Top of DATA IN THIS EXERCISE
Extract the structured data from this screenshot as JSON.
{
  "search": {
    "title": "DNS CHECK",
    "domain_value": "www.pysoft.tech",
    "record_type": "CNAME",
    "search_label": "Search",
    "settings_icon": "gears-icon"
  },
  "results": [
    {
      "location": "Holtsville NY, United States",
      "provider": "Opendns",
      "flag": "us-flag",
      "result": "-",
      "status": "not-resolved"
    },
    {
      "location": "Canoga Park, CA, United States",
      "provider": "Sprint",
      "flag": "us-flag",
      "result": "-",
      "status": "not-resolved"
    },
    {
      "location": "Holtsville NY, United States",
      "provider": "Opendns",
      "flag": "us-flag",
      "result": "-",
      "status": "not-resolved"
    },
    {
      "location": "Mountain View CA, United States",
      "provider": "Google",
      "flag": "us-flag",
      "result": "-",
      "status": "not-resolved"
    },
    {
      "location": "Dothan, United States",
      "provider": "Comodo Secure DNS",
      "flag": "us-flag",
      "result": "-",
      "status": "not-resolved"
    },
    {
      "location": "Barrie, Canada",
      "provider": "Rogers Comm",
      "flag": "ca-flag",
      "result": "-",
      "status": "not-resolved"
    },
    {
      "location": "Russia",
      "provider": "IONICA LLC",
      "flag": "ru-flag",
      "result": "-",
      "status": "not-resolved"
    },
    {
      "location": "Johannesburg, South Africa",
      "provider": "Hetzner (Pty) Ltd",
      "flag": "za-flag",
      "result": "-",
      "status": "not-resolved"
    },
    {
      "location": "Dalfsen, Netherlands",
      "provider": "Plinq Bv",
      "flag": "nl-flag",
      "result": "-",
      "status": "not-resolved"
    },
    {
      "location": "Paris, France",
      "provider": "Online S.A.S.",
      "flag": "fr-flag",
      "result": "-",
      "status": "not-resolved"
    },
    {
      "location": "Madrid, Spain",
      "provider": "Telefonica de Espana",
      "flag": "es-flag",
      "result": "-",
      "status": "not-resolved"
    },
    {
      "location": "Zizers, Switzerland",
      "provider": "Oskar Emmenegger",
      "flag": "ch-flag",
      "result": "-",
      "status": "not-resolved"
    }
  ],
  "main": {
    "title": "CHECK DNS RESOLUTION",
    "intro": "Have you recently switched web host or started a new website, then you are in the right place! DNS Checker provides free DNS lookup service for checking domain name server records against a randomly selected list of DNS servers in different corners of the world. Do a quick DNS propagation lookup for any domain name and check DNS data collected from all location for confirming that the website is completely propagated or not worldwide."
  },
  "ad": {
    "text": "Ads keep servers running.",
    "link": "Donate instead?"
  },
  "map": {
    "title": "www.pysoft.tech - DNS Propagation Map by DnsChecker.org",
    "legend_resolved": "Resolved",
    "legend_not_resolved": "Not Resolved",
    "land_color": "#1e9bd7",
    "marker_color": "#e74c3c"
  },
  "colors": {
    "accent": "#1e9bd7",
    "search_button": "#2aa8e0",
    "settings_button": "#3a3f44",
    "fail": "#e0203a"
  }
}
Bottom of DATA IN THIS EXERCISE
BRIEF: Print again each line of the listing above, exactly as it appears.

SOLUTION TO THE EXERCISE:
Extract the structured data from this screenshot as JSON.
{
  "search": {
    "title": "DNS CHECK",
    "domain_value": "www.pysoft.tech",
    "record_type": "CNAME",
    "search_label": "Search",
    "settings_icon": "gears-icon"
  },
  "results": [
    {
      "location": "Holtsville NY, United States",
      "provider": "Opendns",
      "flag": "us-flag",
      "result": "-",
      "status": "not-resolved"
    },
    {
      "location": "Canoga Park, CA, United States",
      "provider": "Sprint",
      "flag": "us-flag",
      "result": "-",
      "status": "not-resolved"
    },
    {
      "location": "Holtsville NY, United States",
      "provider": "Opendns",
      "flag": "us-flag",
      "result": "-",
      "status": "not-resolved"
    },
    {
      "location": "Mountain View CA, United States",
      "provider": "Google",
      "flag": "us-flag",
      "result": "-",
      "status": "not-resolved"
    },
    {
      "location": "Dothan, United States",
      "provider": "Comodo Secure DNS",
      "flag": "us-flag",
      "result": "-",
      "status": "not-resolved"
    },
    {
      "location": "Barrie, Canada",
      "provider": "Rogers Comm",
      "flag": "ca-flag",
      "result": "-",
      "status": "not-resolved"
    },
    {
      "location": "Russia",
      "provider": "IONICA LLC",
      "flag": "ru-flag",
      "result": "-",
      "status": "not-resolved"
    },
    {
      "location": "Johannesburg, South Africa",
      "provider": "Hetzner (Pty) Ltd",
      "flag": "za-flag",
      "result": "-",
      "status": "not-resolved"
    },
    {
      "location": "Dalfsen, Netherlands",
      "provider": "Plinq Bv",
      "flag": "nl-flag",
      "result": "-",
      "status": "not-resolved"
    },
    {
      "location": "Paris, France",
      "provider": "Online S.A.S.",
      "flag": "fr-flag",
      "result": "-",
      "status": "not-resolved"
    },
    {
      "location": "Madrid, Spain",
      "provider": "Telefonica de Espana",
      "flag": "es-flag",
      "result": "-",
      "status": "not-resolved"
    },
    {
      "location": "Zizers, Switzerland",
      "provider": "Oskar Emmenegger",
      "flag": "ch-flag",
      "result": "-",
      "status": "not-resolved"
    }
  ],
  "main": {
    "title": "CHECK DNS RESOLUTION",
    "intro": "Have you recently switched web host or started a new website, then you are in the right place! DNS Checker provides free DNS lookup service for checking domain name server records against a randomly selected list of DNS servers in different corners of the world. Do a quick DNS propagation lookup for any domain name and check DNS data collected from all location for confirming that the website is completely propagated or not worldwide."
  },
  "ad": {
    "text": "Ads keep servers running.",
    "link": "Donate instead?"
  },
  "map": {
    "title": "www.pysoft.tech - DNS Propagation Map by DnsChecker.org",
    "legend_resolved": "Resolved",
    "legend_not_resolved": "Not Resolved",
    "land_color": "#1e9bd7",
    "marker_color": "#e74c3c"
  },
  "colors": {
    "accent": "#1e9bd7",
    "search_button": "#2aa8e0",
    "settings_button": "#3a3f44",
    "fail": "#e0203a"
  }
}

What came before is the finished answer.